> **Task directions**: Look through the data below and show every line that includes "Knitting".

> **Component data from apps and pages**:
****************

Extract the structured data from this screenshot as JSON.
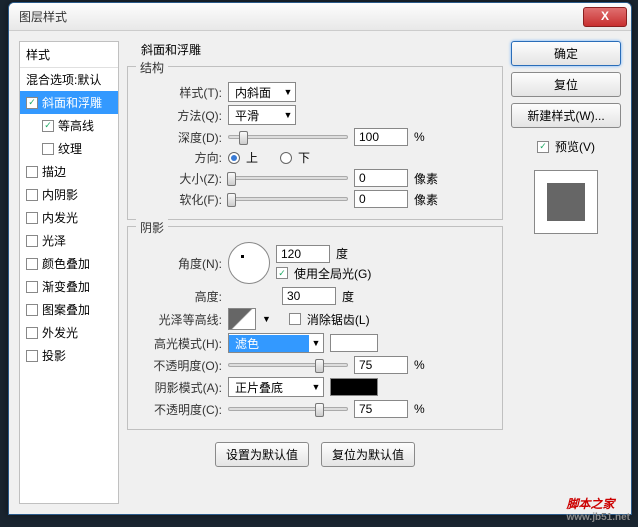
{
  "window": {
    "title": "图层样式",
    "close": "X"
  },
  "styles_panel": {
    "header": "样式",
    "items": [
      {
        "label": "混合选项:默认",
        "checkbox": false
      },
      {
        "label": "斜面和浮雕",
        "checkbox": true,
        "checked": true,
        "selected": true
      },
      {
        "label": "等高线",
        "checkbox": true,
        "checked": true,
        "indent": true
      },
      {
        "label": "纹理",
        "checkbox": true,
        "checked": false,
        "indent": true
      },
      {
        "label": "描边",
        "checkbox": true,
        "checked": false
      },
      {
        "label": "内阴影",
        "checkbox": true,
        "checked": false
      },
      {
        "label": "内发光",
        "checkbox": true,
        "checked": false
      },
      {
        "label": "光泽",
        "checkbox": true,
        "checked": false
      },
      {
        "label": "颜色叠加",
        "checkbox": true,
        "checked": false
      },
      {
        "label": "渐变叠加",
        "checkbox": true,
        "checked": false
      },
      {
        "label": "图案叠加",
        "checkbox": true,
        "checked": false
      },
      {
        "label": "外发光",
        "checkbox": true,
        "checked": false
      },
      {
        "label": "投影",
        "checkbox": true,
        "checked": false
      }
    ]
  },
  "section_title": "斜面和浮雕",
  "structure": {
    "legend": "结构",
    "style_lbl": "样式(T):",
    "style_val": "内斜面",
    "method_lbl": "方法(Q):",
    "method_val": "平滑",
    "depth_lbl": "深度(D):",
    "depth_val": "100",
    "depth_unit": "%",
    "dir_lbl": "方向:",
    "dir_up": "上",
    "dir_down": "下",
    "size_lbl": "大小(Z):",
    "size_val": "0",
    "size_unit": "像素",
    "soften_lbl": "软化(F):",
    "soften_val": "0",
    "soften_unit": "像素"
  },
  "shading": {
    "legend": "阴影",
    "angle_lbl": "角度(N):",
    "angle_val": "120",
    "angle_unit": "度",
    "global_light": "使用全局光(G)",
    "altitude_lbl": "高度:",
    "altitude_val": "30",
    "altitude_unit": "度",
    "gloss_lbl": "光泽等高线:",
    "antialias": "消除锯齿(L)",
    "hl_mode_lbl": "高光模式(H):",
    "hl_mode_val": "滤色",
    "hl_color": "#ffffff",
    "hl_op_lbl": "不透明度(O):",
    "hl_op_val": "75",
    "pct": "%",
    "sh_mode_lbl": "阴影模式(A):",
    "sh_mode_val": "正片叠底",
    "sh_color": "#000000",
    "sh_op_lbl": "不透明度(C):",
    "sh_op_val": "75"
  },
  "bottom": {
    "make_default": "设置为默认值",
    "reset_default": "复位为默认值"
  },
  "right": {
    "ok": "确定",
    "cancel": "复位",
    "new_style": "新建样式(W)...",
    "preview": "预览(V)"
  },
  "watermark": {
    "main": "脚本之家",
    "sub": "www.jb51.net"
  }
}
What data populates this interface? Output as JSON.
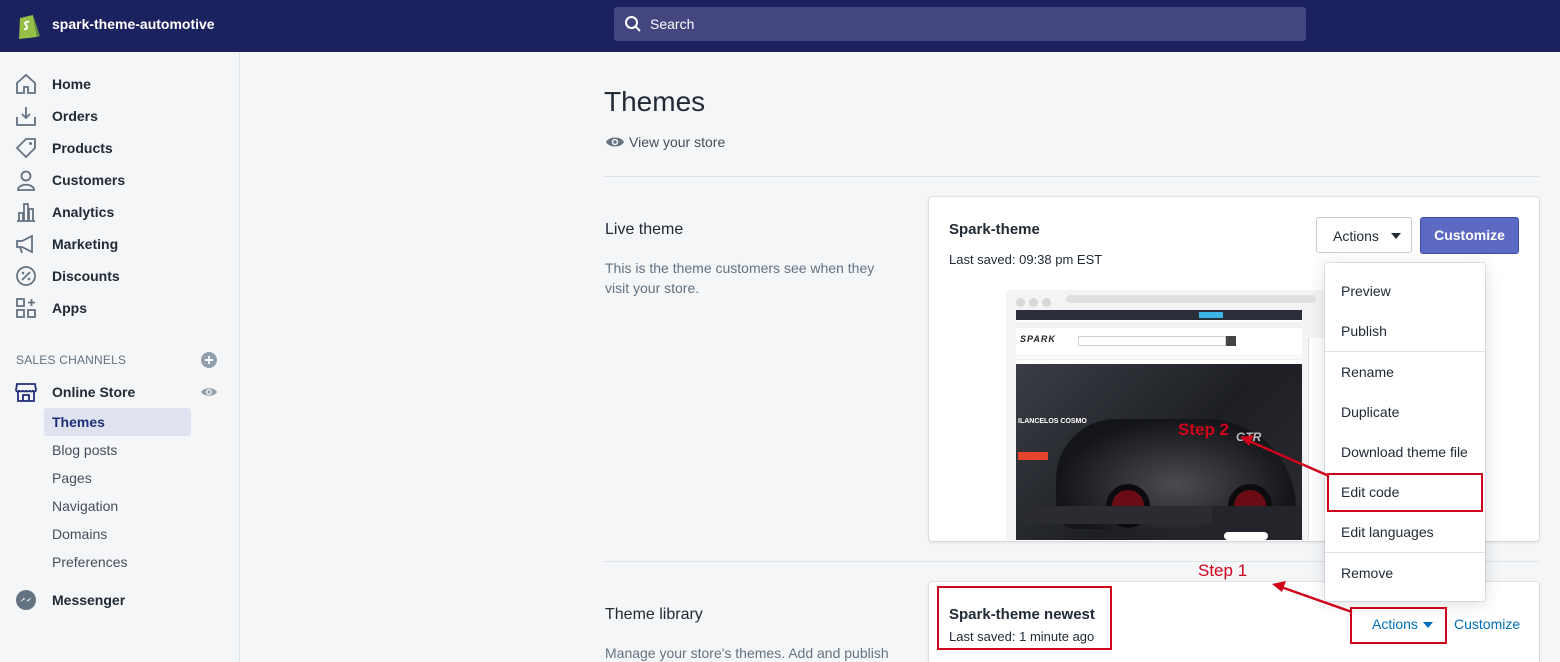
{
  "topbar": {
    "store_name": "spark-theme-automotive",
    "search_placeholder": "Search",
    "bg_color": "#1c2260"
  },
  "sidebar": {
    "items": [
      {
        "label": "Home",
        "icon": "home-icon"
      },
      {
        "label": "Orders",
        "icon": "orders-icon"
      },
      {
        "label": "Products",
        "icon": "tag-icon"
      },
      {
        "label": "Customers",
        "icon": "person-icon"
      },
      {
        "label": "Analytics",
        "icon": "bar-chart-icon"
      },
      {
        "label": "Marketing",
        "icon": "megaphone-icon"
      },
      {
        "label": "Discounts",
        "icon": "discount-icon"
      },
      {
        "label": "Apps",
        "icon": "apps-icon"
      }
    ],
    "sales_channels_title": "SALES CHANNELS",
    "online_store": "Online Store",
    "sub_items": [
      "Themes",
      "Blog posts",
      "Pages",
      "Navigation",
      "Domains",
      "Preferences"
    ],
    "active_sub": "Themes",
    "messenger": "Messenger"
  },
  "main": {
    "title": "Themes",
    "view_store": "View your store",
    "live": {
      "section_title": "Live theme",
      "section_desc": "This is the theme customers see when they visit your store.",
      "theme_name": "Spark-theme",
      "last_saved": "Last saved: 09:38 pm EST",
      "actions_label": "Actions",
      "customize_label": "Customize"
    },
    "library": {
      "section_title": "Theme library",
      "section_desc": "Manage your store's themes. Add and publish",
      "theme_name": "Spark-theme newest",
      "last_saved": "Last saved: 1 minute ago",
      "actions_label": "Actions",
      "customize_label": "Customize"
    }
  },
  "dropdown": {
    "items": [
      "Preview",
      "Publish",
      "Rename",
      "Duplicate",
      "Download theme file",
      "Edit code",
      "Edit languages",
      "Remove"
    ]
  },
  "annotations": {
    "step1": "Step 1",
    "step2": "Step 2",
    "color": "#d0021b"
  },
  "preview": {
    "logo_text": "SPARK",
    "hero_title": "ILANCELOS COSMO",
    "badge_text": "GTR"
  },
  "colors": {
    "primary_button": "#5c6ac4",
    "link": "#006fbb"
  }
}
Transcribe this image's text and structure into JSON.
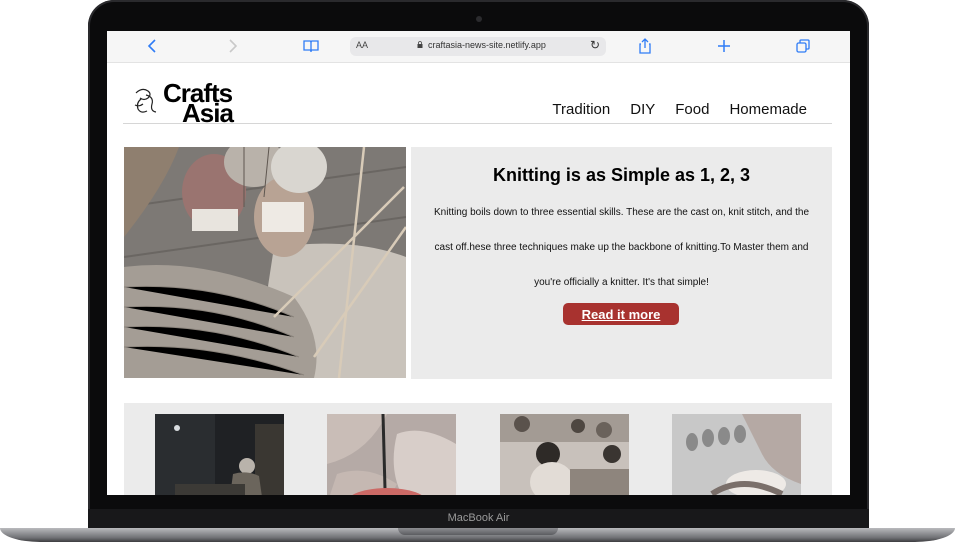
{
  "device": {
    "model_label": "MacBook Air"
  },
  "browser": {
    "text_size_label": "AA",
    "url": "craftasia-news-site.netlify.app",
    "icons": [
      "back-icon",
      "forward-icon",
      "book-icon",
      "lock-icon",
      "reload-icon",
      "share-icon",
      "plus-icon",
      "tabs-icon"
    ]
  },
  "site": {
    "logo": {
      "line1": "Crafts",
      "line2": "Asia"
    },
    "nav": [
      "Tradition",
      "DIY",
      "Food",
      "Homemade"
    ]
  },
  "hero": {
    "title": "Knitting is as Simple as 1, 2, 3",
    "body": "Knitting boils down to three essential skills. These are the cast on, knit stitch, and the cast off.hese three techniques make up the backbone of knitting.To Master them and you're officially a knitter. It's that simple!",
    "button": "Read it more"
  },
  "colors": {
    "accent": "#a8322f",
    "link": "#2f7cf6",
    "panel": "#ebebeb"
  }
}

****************

> **Exercise solution**:
    "title": "Knitting is as Simple as 1, 2, 3",
    "body": "Knitting boils down to three essential skills. These are the cast on, knit stitch, and the cast off.hese three techniques make up the backbone of knitting.To Master them and you're officially a knitter. It's that simple!",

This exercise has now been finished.